* What you are asked to do:
Search the entries for the word "name". Copy every line where it turns up.

[Records contained in a dataset]

'''

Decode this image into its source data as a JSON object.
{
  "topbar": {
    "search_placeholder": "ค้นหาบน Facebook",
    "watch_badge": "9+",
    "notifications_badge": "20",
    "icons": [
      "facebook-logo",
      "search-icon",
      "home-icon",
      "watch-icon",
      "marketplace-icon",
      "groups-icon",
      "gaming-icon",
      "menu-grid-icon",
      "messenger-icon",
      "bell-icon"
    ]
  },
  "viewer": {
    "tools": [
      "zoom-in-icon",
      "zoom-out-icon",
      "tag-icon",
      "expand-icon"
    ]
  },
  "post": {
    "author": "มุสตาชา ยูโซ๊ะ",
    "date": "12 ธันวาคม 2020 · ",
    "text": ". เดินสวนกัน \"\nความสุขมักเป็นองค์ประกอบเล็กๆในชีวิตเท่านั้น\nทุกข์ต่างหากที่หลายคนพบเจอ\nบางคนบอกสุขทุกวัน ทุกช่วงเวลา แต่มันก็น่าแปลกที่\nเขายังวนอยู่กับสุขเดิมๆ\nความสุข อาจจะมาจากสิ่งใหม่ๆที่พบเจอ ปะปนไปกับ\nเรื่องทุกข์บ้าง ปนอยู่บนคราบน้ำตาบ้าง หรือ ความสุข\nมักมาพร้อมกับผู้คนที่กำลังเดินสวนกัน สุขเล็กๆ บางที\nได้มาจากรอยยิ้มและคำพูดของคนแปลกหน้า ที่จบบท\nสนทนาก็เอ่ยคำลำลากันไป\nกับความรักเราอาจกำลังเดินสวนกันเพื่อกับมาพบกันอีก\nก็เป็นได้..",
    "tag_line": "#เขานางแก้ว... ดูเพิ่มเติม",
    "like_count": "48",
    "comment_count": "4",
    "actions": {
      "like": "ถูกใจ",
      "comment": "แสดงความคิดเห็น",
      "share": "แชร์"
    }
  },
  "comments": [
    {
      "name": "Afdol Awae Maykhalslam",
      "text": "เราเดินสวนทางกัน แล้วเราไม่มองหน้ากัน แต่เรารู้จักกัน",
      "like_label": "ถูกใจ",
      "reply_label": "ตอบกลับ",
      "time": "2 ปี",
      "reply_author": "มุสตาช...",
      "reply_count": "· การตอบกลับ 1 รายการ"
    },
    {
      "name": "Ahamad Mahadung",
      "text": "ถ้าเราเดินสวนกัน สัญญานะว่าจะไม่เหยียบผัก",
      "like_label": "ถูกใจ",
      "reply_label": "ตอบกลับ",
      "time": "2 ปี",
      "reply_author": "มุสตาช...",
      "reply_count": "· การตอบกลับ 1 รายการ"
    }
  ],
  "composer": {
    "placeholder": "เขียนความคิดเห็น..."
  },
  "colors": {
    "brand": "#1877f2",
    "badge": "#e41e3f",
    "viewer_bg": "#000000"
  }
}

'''

* Answer below:
      "name": "Afdol Awae Maykhalslam",
      "name": "Ahamad Mahadung",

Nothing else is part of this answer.